Instructions to follow — The word "photo": say how many lines of the data below contain it, and give the number alone.

◇ ◇ ◇

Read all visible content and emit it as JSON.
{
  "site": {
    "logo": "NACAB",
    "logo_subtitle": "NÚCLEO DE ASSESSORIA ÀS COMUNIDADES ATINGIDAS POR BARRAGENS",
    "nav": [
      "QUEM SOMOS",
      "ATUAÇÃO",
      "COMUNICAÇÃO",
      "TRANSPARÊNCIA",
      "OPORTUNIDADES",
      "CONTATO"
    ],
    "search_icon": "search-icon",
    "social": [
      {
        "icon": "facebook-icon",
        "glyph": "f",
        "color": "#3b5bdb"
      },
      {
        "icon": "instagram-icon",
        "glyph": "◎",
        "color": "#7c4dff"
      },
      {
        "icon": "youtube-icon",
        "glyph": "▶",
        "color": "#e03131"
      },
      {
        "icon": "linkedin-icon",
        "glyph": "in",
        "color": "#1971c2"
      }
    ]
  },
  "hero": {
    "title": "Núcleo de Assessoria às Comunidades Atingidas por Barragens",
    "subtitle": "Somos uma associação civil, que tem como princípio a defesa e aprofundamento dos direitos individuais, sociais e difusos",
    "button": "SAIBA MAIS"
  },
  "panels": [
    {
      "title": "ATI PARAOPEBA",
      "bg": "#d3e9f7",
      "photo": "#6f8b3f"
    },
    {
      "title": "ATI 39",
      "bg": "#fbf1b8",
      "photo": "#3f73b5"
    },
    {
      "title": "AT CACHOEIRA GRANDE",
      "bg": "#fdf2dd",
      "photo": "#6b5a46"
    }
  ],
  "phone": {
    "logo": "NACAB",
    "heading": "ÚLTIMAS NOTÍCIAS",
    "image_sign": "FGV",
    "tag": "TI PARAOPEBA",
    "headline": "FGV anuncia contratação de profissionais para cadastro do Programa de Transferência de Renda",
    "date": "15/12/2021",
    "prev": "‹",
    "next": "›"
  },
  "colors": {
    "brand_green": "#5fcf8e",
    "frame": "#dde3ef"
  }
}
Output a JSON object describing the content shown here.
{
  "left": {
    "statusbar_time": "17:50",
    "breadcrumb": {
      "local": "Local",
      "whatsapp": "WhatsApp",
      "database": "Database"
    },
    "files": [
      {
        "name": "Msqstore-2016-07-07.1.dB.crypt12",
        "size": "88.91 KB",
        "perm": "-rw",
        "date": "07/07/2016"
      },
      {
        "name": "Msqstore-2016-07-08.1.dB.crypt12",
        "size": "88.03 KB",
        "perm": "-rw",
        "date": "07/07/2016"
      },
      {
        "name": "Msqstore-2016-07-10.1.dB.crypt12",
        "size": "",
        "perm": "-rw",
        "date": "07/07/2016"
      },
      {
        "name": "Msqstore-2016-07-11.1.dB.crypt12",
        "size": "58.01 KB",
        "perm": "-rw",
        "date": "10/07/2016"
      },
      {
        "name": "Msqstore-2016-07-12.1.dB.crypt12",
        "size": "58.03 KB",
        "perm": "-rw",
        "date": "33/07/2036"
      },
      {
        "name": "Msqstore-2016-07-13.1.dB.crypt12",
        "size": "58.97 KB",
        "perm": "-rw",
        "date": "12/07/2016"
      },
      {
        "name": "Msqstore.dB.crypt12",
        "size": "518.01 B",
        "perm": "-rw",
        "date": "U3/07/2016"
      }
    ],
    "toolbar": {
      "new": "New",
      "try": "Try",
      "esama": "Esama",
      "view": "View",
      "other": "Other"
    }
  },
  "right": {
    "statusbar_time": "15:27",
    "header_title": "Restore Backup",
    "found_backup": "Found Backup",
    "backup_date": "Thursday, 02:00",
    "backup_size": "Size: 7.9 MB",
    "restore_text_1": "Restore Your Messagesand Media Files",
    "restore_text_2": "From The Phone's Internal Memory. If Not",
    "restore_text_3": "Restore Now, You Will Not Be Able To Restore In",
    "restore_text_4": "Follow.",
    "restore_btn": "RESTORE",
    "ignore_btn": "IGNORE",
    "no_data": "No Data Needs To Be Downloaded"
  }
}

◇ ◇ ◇

Answer to this exercise — 3